New ideas promising “commonsense management” of inshore sea fisheries in England may be starting to take hold but will only happen if the £1 billion sea angling industry keeps “an adversarial, not a cosy, relationship” with politicians.
Plans for marine protected zones and new conservation authorities replacing the 1880s-style sea fisheries committees, were early signs of emerging progress, said to Mike Heylin, chairman of the Angling Trust.
Having zones protected from commercial activities would enable proper management and study not only of the fish in them but their whole marine ecology.
“Recreational sea anglers want a retreat from the irresponsible commercial fishing that started in 1970s and so badly damaged sea beds and fish stocks, to the detriment of commercial and recreational fishing,” he said in a letter to The Times at the weekend (November 7).

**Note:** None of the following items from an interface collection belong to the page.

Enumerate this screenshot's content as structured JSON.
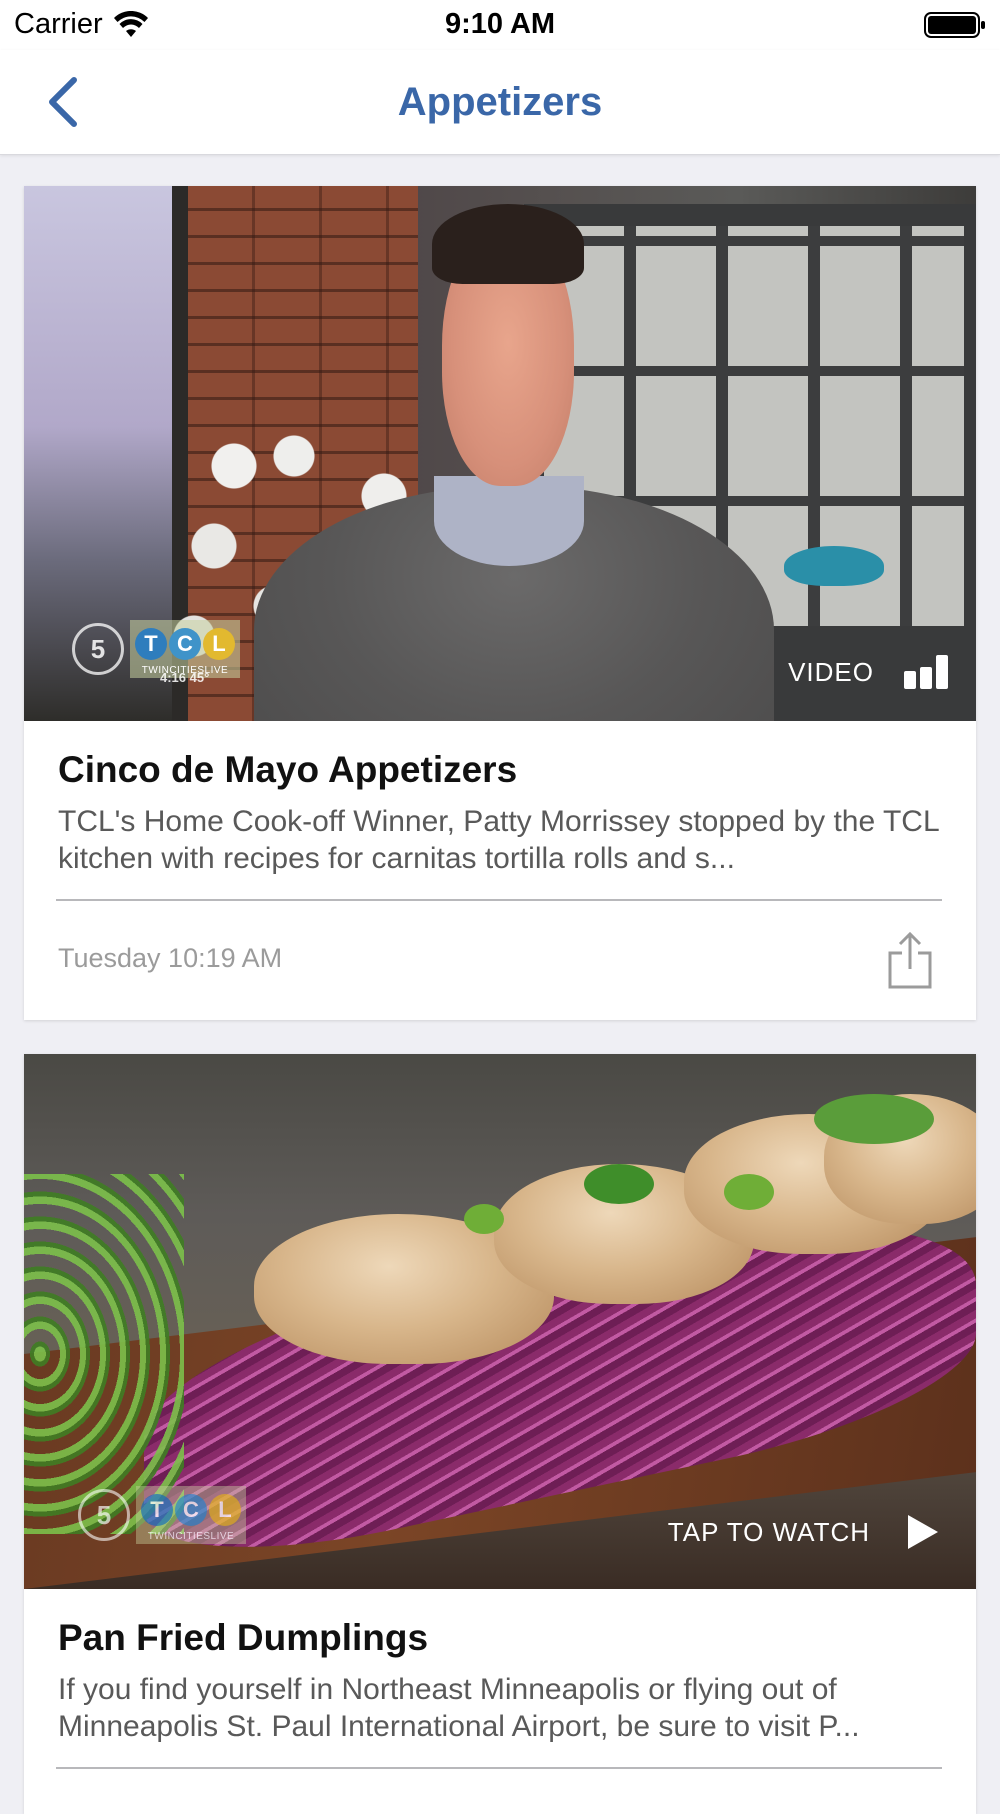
{
  "status_bar": {
    "carrier": "Carrier",
    "time": "9:10 AM"
  },
  "nav": {
    "title": "Appetizers",
    "back_icon": "chevron-left-icon",
    "accent_color": "#3a67a8"
  },
  "cards": [
    {
      "title": "Cinco de Mayo Appetizers",
      "description": "TCL's Home Cook-off Winner, Patty Morrissey stopped by the TCL kitchen with recipes for carnitas tortilla rolls and s...",
      "date": "Tuesday 10:19 AM",
      "media_badge": "VIDEO",
      "badge_icon": "signal-bars-icon",
      "logo": {
        "channel": "5",
        "letters": [
          "T",
          "C",
          "L"
        ],
        "subtitle": "TWINCITIESLIVE",
        "overlay_text": "4:16   45°"
      },
      "share_icon": "share-icon"
    },
    {
      "title": "Pan Fried Dumplings",
      "description": "If you find yourself in Northeast Minneapolis or flying out of Minneapolis St. Paul International Airport, be sure to visit P...",
      "media_badge": "TAP TO WATCH",
      "badge_icon": "play-icon",
      "logo": {
        "channel": "5",
        "letters": [
          "T",
          "C",
          "L"
        ],
        "subtitle": "TWINCITIESLIVE"
      }
    }
  ]
}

After publication of his letter, Mr. Heylin said: “It has always seemed to sea anglers that politicians and civil servants were more intent on appeasing commercial overfishing than acting as custodians of our public fisheries.”